According to her, the EC must outline rules for these organisations to follow when using cloud services to process, transmit or store their data, including the adoption of open standards to prevent supplier lock-in and a preference for open source software.
The MEP’s call for clearer cloud guidelines come at a time when a CIF research shows that the number of first-time users of cloud computing services in the UK increased by 27% in 2012 from last year. Another recent study showed that cloud adoption has continued to rise in 2013. But it also warned that in order to yield the true benefits of cloud computing its complexity must be reduced and cloud interoperability increased.
“It is good that the issue is being recognised at the highest levels of the EU,” said Peter Groucutt, managing director at Databarracks, a UK IaaS (infrastructure as a service) provider.
In one of the amendments (Amendment 14) to the draft opinion, Sargentini called for rules around cloud contracts. She urged the European Commission to “come forward with proposals to restore the balance between cloud service providers (CSPs) and their customers as regards the terms and conditions.”
She included three elements, including user protection against arbitrary cancellation of services and deletion of data; guarantee for cloud service users of a “reasonable chance for the customer to recover stored data in case of cancellation of service and/or removal or data”; and guidelines for cloud providers to facilitate the easy migration.
Earlier this year, when datacentre service provider 2e2 went into administration, it held customers’ data to £1m ransom.
According to Databarracks, the key issues surrounding cloud computing are not about the technology, but about trust and customer service.
“The recent example of 2e2 has really worried a lot of cloud computing customers,” Groucutt said.
“When administrators asked customers for payment to keep the business running, or services would be stopped – those customers understandably felt as if they were being held to ransom.”
Enterprise users need to be assured that their data will be safe in the hands of a third party. This has been, and continues to be, one of the major obstacles for organisations adopting cloud computing.

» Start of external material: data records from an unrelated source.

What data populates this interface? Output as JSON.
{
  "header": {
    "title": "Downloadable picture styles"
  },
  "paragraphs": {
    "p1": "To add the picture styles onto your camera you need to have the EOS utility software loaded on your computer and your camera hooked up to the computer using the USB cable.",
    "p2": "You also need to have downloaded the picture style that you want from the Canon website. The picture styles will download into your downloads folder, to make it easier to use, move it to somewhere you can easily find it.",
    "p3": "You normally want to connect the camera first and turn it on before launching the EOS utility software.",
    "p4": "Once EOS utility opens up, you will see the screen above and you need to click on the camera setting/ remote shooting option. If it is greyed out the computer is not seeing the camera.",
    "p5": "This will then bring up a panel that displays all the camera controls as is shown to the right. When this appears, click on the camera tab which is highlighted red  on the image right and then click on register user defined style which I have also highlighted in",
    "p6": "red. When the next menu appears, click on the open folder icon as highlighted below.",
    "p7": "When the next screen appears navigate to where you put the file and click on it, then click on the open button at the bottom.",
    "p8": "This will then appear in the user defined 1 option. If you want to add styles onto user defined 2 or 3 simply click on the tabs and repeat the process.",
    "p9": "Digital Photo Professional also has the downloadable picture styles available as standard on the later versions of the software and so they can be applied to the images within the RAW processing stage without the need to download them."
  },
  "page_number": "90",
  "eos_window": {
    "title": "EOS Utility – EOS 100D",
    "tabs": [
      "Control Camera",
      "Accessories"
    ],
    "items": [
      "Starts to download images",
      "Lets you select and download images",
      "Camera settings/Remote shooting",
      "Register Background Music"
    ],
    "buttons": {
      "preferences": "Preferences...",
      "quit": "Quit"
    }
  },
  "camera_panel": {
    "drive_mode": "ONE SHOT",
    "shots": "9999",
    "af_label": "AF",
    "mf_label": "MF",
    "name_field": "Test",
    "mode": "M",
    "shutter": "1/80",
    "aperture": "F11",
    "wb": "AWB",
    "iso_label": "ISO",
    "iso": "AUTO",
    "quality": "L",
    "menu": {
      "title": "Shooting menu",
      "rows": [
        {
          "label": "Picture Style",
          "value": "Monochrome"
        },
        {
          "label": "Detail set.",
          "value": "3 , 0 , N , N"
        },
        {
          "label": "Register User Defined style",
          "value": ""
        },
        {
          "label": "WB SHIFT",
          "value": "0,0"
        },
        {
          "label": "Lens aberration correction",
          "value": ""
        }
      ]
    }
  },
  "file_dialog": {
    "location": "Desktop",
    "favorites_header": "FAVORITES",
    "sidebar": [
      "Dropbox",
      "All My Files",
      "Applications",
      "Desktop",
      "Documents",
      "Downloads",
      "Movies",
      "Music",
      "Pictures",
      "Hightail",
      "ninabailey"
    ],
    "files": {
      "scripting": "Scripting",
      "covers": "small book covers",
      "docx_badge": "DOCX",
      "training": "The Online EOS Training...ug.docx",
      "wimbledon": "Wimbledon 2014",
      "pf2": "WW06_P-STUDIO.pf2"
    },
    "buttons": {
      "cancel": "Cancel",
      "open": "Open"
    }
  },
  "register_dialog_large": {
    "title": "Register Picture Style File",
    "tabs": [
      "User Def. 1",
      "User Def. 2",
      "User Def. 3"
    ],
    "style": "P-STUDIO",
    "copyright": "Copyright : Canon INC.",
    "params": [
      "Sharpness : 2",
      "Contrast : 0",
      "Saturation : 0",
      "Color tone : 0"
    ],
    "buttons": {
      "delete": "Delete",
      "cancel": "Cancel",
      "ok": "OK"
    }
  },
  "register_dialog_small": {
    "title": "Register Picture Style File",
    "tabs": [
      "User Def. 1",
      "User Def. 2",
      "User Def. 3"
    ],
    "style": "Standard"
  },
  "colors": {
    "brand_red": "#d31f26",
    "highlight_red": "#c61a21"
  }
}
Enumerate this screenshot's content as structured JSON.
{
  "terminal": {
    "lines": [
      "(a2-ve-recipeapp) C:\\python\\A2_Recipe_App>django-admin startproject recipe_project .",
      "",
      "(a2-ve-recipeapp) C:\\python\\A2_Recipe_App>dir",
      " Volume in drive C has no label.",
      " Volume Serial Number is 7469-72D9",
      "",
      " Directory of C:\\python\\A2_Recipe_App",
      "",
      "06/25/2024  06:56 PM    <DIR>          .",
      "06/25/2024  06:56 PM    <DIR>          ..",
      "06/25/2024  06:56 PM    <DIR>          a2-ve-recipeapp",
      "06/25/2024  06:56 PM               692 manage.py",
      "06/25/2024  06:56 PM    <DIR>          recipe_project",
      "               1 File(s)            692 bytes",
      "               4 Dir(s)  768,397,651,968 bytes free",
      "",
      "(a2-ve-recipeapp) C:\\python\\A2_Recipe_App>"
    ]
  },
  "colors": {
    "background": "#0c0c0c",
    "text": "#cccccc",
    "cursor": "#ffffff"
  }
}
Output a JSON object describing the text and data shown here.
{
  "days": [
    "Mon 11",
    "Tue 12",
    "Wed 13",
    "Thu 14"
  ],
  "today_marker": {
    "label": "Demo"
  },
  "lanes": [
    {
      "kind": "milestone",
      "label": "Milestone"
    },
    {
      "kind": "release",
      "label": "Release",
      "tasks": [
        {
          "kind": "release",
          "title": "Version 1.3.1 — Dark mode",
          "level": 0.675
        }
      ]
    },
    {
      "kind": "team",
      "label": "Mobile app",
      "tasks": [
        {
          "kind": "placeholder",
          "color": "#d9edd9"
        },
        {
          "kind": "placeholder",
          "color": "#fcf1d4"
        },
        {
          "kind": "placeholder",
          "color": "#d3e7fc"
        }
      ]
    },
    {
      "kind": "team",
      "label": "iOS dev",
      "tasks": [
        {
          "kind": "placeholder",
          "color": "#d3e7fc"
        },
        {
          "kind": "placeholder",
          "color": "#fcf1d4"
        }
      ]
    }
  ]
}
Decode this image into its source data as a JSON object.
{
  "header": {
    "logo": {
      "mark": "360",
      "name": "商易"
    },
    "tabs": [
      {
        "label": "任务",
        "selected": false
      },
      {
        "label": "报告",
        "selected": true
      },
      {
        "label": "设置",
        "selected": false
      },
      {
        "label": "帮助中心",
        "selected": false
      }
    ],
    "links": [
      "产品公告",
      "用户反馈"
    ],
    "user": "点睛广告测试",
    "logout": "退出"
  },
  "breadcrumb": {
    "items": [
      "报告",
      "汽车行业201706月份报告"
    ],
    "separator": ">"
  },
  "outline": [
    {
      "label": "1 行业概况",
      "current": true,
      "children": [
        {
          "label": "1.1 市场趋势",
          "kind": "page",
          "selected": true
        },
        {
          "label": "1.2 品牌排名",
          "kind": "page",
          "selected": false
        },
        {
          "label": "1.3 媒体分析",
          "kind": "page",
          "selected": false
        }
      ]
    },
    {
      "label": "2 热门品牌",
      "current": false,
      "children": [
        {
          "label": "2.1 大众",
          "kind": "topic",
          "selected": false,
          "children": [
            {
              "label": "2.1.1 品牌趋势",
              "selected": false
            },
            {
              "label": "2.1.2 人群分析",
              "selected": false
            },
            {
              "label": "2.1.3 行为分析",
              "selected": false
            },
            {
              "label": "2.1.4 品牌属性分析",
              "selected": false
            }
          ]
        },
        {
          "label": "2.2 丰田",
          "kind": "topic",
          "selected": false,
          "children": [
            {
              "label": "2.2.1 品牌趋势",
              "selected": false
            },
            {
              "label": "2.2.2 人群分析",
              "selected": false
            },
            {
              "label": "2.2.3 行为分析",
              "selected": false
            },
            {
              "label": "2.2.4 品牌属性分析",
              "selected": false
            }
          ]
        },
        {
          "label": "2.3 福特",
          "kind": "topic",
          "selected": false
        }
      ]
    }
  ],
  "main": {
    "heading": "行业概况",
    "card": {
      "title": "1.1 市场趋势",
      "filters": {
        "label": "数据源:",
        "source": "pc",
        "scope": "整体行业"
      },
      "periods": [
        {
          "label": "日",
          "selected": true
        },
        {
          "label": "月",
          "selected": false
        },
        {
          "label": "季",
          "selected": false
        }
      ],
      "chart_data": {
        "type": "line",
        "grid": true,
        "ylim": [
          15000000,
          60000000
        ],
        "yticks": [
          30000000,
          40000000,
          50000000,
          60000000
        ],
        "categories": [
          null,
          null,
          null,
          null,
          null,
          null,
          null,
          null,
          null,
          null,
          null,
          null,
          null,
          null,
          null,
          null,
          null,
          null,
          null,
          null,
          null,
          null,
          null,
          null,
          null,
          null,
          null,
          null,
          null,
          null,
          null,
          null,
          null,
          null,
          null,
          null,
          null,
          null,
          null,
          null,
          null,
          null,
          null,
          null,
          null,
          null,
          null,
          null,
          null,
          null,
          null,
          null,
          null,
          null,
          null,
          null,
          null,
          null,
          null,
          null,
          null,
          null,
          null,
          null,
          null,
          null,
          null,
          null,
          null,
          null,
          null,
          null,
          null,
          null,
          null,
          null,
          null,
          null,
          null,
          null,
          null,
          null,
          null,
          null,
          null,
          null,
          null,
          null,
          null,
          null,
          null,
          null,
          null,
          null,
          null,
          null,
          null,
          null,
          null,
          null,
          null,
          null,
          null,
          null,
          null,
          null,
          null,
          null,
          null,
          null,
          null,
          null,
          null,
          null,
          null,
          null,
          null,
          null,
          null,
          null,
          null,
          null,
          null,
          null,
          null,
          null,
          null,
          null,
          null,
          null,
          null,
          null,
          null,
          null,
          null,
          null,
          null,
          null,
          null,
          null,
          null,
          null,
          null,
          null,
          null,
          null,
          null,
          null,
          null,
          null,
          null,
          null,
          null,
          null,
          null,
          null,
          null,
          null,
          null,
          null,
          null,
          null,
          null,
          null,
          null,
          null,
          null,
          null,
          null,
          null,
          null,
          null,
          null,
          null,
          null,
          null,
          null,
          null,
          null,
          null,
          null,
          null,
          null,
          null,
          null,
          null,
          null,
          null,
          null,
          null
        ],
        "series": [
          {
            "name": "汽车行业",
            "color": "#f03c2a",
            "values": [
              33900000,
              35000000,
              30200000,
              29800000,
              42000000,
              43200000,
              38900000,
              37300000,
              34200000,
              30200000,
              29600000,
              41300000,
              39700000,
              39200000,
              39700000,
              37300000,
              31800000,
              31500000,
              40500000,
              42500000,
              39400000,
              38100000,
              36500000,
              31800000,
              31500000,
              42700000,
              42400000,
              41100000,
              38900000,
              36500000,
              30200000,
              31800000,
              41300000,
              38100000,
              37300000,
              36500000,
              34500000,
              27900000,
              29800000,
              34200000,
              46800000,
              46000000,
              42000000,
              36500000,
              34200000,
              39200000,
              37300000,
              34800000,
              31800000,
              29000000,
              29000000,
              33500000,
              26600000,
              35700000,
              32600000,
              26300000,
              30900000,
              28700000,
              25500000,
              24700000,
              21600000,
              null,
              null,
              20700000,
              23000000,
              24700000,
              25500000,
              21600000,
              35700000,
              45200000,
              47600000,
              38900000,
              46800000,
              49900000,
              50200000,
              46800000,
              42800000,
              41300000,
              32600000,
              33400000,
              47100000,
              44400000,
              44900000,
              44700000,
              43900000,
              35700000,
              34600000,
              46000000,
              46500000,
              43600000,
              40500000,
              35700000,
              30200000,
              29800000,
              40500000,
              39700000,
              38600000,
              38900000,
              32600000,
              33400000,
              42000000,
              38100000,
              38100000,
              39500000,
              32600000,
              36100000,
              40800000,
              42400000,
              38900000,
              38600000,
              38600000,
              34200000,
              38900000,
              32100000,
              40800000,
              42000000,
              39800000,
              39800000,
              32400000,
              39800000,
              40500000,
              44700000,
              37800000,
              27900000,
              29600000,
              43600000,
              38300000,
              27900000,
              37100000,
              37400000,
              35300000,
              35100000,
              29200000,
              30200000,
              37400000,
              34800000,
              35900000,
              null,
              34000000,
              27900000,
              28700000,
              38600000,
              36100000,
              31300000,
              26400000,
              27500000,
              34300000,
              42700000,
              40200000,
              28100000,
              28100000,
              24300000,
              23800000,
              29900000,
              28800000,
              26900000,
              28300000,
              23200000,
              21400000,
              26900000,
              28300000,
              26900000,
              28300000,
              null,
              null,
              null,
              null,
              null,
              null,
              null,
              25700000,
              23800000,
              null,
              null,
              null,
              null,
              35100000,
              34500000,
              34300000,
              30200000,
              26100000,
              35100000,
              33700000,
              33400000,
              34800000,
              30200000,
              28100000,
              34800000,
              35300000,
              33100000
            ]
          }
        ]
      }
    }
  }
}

“Without regulation coming from the highest levels of European government, we as an industry will struggle to persuade potential customers that cloud computing is a safe and effective alternative to traditional computing,” he warned.